Your output must match the records exactly, line for line.

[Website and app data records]
[Start of Attachment]

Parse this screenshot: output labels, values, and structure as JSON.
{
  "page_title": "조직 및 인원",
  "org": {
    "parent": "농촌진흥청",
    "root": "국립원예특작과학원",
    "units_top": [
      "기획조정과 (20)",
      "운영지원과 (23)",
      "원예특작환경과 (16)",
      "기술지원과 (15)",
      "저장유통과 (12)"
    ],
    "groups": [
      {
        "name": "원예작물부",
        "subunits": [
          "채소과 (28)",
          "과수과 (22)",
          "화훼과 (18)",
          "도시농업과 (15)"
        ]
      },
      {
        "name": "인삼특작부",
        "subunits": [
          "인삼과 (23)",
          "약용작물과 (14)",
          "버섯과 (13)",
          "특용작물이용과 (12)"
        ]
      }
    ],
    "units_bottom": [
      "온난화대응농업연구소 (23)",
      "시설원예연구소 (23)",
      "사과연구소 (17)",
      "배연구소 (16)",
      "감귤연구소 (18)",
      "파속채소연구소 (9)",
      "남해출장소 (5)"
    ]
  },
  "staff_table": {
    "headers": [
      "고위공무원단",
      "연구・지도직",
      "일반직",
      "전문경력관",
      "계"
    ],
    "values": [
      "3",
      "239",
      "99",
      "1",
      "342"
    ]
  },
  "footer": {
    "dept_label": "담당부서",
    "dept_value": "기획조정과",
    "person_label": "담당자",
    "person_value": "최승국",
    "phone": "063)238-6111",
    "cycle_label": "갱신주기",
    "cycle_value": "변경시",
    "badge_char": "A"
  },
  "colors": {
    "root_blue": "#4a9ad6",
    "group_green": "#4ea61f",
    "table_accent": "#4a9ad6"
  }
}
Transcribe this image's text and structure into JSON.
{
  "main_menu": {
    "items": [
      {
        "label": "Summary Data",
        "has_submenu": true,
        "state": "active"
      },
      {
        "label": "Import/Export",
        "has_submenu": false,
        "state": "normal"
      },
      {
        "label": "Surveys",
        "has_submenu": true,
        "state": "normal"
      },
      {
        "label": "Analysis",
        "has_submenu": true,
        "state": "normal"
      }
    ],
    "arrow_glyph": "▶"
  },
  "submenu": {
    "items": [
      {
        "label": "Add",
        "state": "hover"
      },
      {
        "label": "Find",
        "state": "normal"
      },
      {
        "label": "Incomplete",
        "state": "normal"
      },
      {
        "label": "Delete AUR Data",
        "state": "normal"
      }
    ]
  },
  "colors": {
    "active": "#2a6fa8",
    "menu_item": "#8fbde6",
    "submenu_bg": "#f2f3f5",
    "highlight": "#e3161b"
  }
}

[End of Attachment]

Exercise solution:
Parse this screenshot: output labels, values, and structure as JSON.
{
  "page_title": "조직 및 인원",
  "org": {
    "parent": "농촌진흥청",
    "root": "국립원예특작과학원",
    "units_top": [
      "기획조정과 (20)",
      "운영지원과 (23)",
      "원예특작환경과 (16)",
      "기술지원과 (15)",
      "저장유통과 (12)"
    ],
    "groups": [
      {
        "name": "원예작물부",
        "subunits": [
          "채소과 (28)",
          "과수과 (22)",
          "화훼과 (18)",
          "도시농업과 (15)"
        ]
      },
      {
        "name": "인삼특작부",
        "subunits": [
          "인삼과 (23)",
          "약용작물과 (14)",
          "버섯과 (13)",
          "특용작물이용과 (12)"
        ]
      }
    ],
    "units_bottom": [
      "온난화대응농업연구소 (23)",
      "시설원예연구소 (23)",
      "사과연구소 (17)",
      "배연구소 (16)",
      "감귤연구소 (18)",
      "파속채소연구소 (9)",
      "남해출장소 (5)"
    ]
  },
  "staff_table": {
    "headers": [
      "고위공무원단",
      "연구・지도직",
      "일반직",
      "전문경력관",
      "계"
    ],
    "values": [
      "3",
      "239",
      "99",
      "1",
      "342"
    ]
  },
  "footer": {
    "dept_label": "담당부서",
    "dept_value": "기획조정과",
    "person_label": "담당자",
    "person_value": "최승국",
    "phone": "063)238-6111",
    "cycle_label": "갱신주기",
    "cycle_value": "변경시",
    "badge_char": "A"
  },
  "colors": {
    "root_blue": "#4a9ad6",
    "group_green": "#4ea61f",
    "table_accent": "#4a9ad6"
  }
}
Transcribe this image's text and structure into JSON.
{
  "main_menu": {
    "items": [
      {
        "label": "Summary Data",
        "has_submenu": true,
        "state": "active"
      },
      {
        "label": "Import/Export",
        "has_submenu": false,
        "state": "normal"
      },
      {
        "label": "Surveys",
        "has_submenu": true,
        "state": "normal"
      },
      {
        "label": "Analysis",
        "has_submenu": true,
        "state": "normal"
      }
    ],
    "arrow_glyph": "▶"
  },
  "submenu": {
    "items": [
      {
        "label": "Add",
        "state": "hover"
      },
      {
        "label": "Find",
        "state": "normal"
      },
      {
        "label": "Incomplete",
        "state": "normal"
      },
      {
        "label": "Delete AUR Data",
        "state": "normal"
      }
    ]
  },
  "colors": {
    "active": "#2a6fa8",
    "menu_item": "#8fbde6",
    "submenu_bg": "#f2f3f5",
    "highlight": "#e3161b"
  }
}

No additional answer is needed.